On a recent bright Saturday afternoon, I made a vigil call to New York Methodist Hospital. The patient was an elderly woman whose heart was failing.
When I arrived, a friend of hers was waiting to enter her room. This friend knew the patient from church meetings and said “Dahlia” was famous for her hugs. Dahlia’s friend, who is a nurse, told me some lovely stories about Dahlia’s spiritual, financial, and gustatorial generosity. As she reminisced, two more visitors arrived: one of Dahlia’s daughters (also a nurse) and another friend.
Having learned my lesson the last time I was with a family during a vigil, I did not introduce myself as a hospice volunteer. I said I was a volunteer with the Visiting Nurse Service of New York. I let them know I could stay or go – whatever made them the most comfortable. Since I wasn’t asked to leave, I stayed. I hung back in a corner to give everyone space with Dahlia. Her breathing was labored, and her daughter was making assessments, comparing her current status with the previous day.
It is never my place to judge how families interact at this difficult time. When I was with my mother as she breathed her last, I didn’t cry. I was just so exhausted (and a little relieved) that I just couldn’t muster the tears. It did not stop another person in the room from asking me, “Where are your tears?” So based on my own experience, it wasn’t appropriate to tell this family what to do or how to react in these final moments, but after the daughter took her mother’s pulse for the fourth time and measured her respirations by placing her hand on her mother’s chest, I felt I needed to change the room’s atmosphere and make it more spiritual and less clinical.

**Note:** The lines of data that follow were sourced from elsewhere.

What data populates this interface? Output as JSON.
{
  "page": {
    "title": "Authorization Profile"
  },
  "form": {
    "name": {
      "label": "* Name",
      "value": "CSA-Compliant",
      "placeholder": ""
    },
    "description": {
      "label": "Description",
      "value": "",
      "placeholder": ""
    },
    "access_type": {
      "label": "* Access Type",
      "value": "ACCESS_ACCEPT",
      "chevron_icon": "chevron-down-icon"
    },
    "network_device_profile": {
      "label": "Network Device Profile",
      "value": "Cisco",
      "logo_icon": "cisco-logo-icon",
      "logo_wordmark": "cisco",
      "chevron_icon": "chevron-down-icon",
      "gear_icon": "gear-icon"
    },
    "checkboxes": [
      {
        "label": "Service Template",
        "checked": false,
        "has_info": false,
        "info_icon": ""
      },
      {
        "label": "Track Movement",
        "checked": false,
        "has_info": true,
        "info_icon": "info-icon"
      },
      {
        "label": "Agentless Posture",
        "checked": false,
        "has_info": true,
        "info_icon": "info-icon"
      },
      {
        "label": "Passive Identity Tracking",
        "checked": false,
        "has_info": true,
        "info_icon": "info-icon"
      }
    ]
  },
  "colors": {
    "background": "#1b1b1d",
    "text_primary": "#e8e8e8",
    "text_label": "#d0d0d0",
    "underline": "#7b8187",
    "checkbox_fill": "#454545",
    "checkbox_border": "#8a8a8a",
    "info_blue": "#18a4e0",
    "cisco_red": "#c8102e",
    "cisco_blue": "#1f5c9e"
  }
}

Recognizing that church was important to Dahlia, I asked her daughter if Dahlia has a favorite hymn. She conferred with the others in the room and began to sing “I’m Satisfied with Jesus.” I didn’t recognize the hymn, but my knowledge of hymns is far from encyclopedic. As they sang, they relaxed and Dahlia’s breath slowed. Shortly after the song ended, Dahlia passed from this world.
The experience reinforced my understanding that we are present in the room to provide comfort to all who are there. When I am with patients alone, my role is to make the space as peaceful and calm as possible. When I am with the patient and her family, my role is no different, but the path can be a little more fraught. Finding new ways to provide spiritual comfort for strangers is a continuing education for volunteers. If you have suggestions or resources for us, especially when working with all different faith traditions, I know we would appreciate it.

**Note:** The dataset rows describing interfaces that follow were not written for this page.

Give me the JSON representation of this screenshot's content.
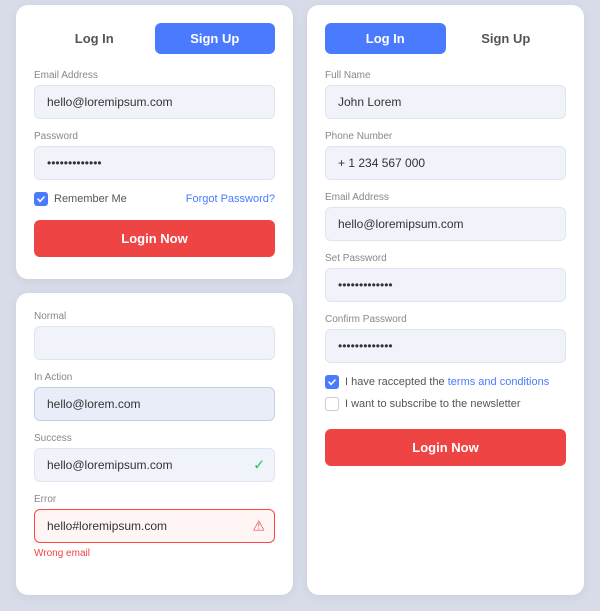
{
  "leftCard": {
    "tabs": [
      {
        "label": "Log In",
        "active": false
      },
      {
        "label": "Sign Up",
        "active": true
      }
    ],
    "emailLabel": "Email Address",
    "emailValue": "hello@loremipsum.com",
    "passwordLabel": "Password",
    "passwordValue": "•••••••••••••",
    "rememberLabel": "Remember Me",
    "forgotLabel": "Forgot Password?",
    "loginButton": "Login Now"
  },
  "statesCard": {
    "normalLabel": "Normal",
    "normalValue": "",
    "inActionLabel": "In Action",
    "inActionValue": "hello@lorem.com",
    "successLabel": "Success",
    "successValue": "hello@loremipsum.com",
    "errorLabel": "Error",
    "errorValue": "hello#loremipsum.com",
    "errorMsg": "Wrong email"
  },
  "rightCard": {
    "tabs": [
      {
        "label": "Log In",
        "active": true
      },
      {
        "label": "Sign Up",
        "active": false
      }
    ],
    "fullNameLabel": "Full Name",
    "fullNameValue": "John Lorem",
    "phoneLabel": "Phone Number",
    "phoneValue": "+ 1 234 567 000",
    "emailLabel": "Email Address",
    "emailValue": "hello@loremipsum.com",
    "setPasswordLabel": "Set Password",
    "setPasswordValue": "•••••••••••••",
    "confirmPasswordLabel": "Confirm Password",
    "confirmPasswordValue": "•••••••••••••",
    "terms1": "I have raccepted the ",
    "termsLink": "terms and conditions",
    "newsletter": "I want to subscribe to the newsletter",
    "loginButton": "Login Now"
  }
}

A beautiful story and this work helps those who remain.— Katherine / September 19th, 2012 at 4:57 pm
Thank you so much, Katherine. Appreciating the richness and potential of each moment is something I am trying to do in my professional life as well as my volunteer life.— Abby / September 19th, 2012 at 6:40 pm